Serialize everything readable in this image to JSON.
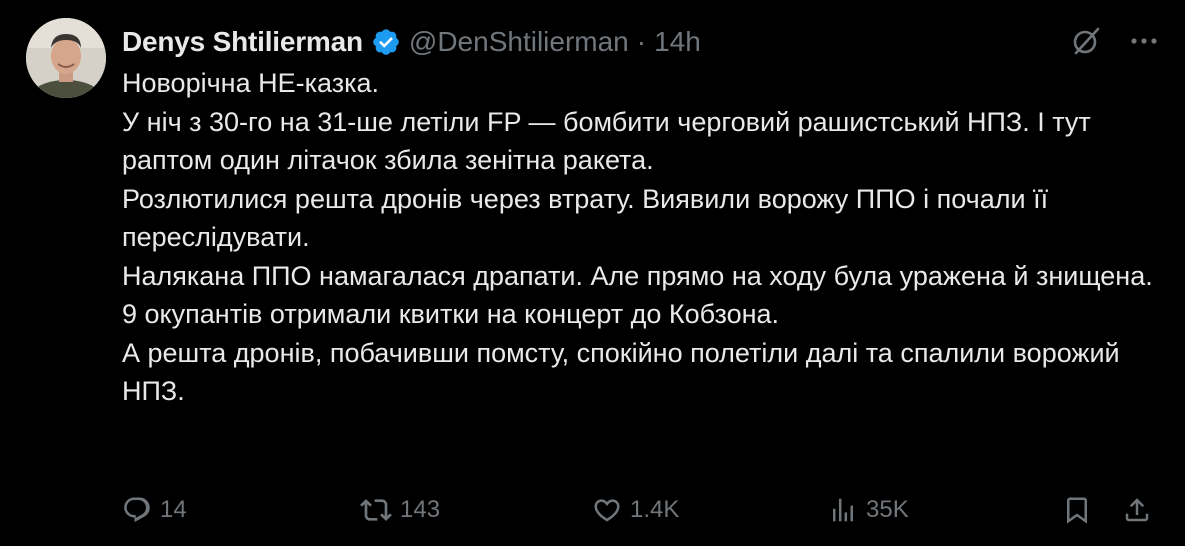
{
  "author": {
    "display_name": "Denys Shtilierman",
    "handle": "@DenShtilierman",
    "separator": "·",
    "time": "14h",
    "verified": true,
    "verified_color": "#1d9bf0"
  },
  "icons": {
    "grok": "grok-slash-icon",
    "more": "more-horizontal-icon",
    "reply": "reply-bubble-icon",
    "retweet": "retweet-icon",
    "like": "heart-icon",
    "views": "views-bar-chart-icon",
    "bookmark": "bookmark-icon",
    "share": "share-upload-icon"
  },
  "tweet": {
    "lines": [
      "Новорічна НЕ-казка.",
      "У ніч з 30-го на 31-ше летіли FP — бомбити черговий рашистський НПЗ. І тут раптом один літачок збила зенітна ракета.",
      "Розлютилися решта дронів через втрату. Виявили ворожу ППО і почали її переслідувати.",
      "Налякана ППО намагалася драпати. Але прямо на ходу була уражена й знищена.",
      "9 окупантів отримали квитки на концерт до Кобзона.",
      "А решта дронів, побачивши помсту, спокійно полетіли далі та спалили ворожий НПЗ."
    ]
  },
  "stats": {
    "replies": "14",
    "retweets": "143",
    "likes": "1.4K",
    "views": "35K"
  },
  "colors": {
    "background": "#000000",
    "text_primary": "#e7e9ea",
    "text_secondary": "#71767b"
  }
}
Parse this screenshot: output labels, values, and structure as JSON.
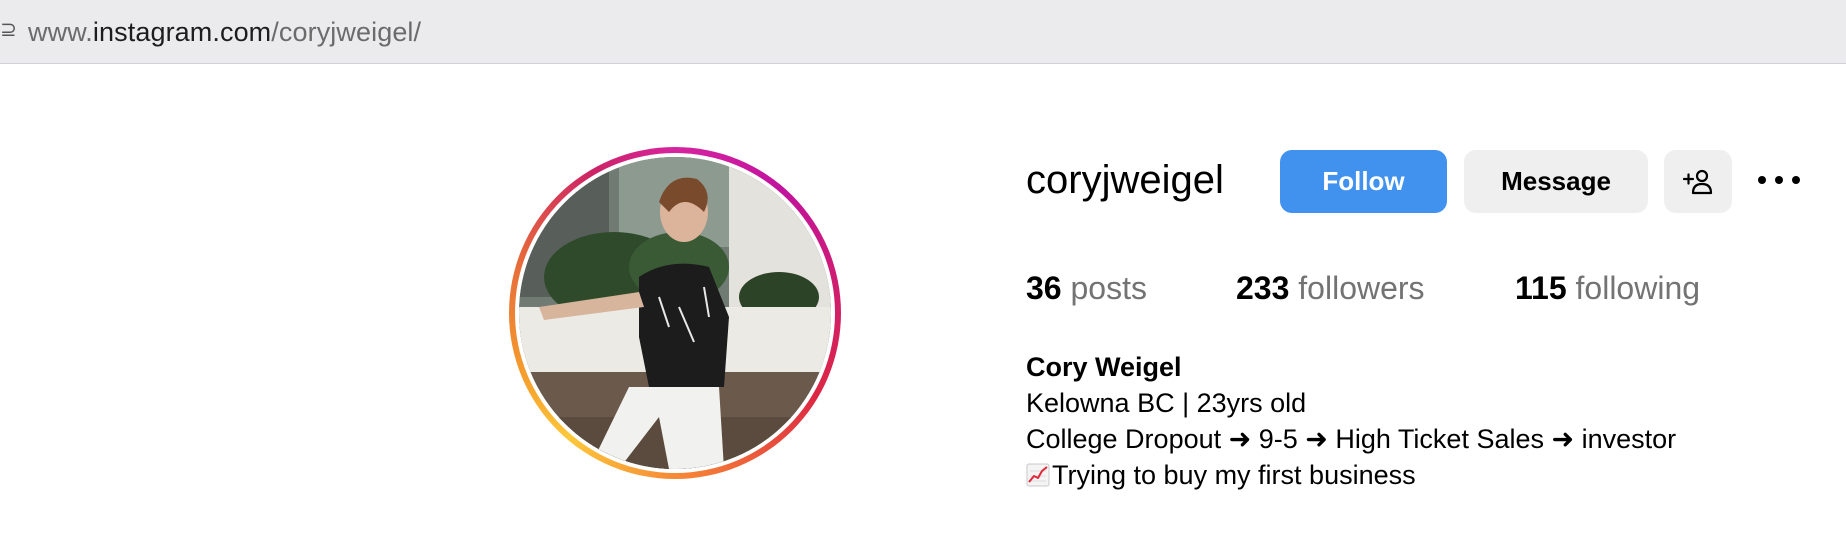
{
  "browser": {
    "url_prefix": "www.",
    "url_host": "instagram.com",
    "url_path": "/coryjweigel/"
  },
  "profile": {
    "username": "coryjweigel",
    "follow_label": "Follow",
    "message_label": "Message",
    "suggest_icon": "person-plus-icon",
    "more_icon": "more-options-icon",
    "accent_color": "#4192ef"
  },
  "stats": {
    "posts_count": "36",
    "posts_label": "posts",
    "followers_count": "233",
    "followers_label": "followers",
    "following_count": "115",
    "following_label": "following"
  },
  "bio": {
    "name": "Cory Weigel",
    "line1": "Kelowna BC | 23yrs old",
    "line2": "College Dropout ➜ 9-5 ➜ High Ticket Sales ➜ investor",
    "line3_emoji": "chart-increasing-icon",
    "line3": "Trying to buy my first business"
  }
}
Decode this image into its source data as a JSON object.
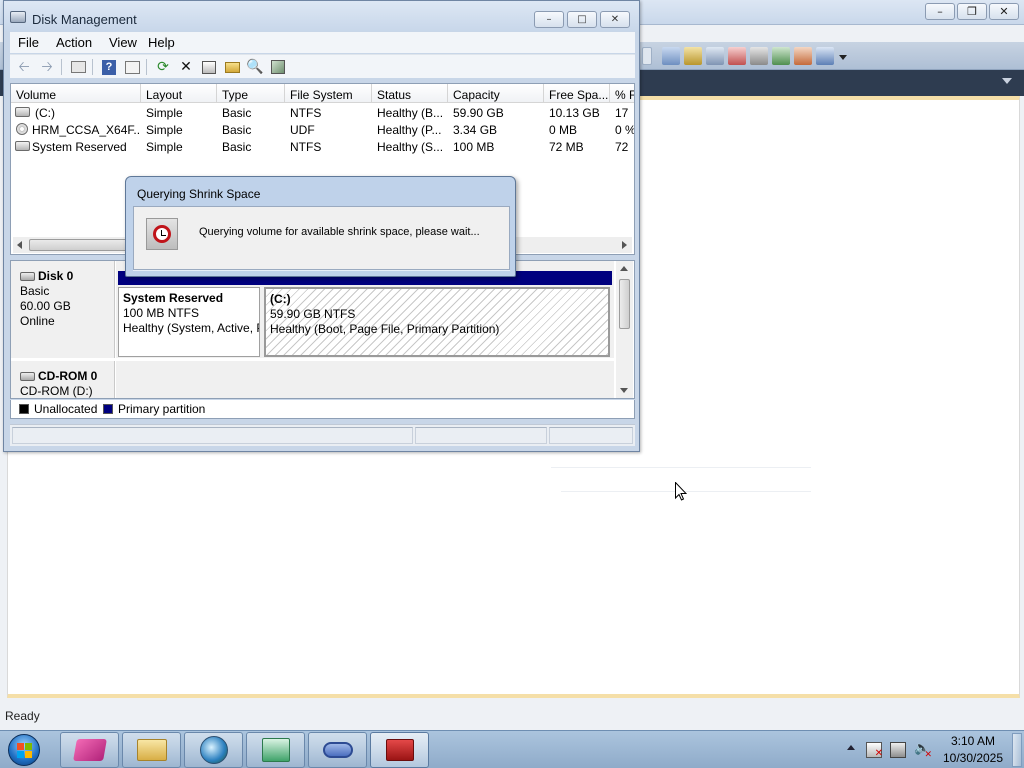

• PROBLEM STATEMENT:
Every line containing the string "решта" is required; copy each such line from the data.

• WRITTEN RESPONSE:
      "Розлютилися решта дронів через втрату. Виявили ворожу ППО і почали її переслідувати.",
      "А решта дронів, побачивши помсту, спокійно полетіли далі та спалили ворожий НПЗ."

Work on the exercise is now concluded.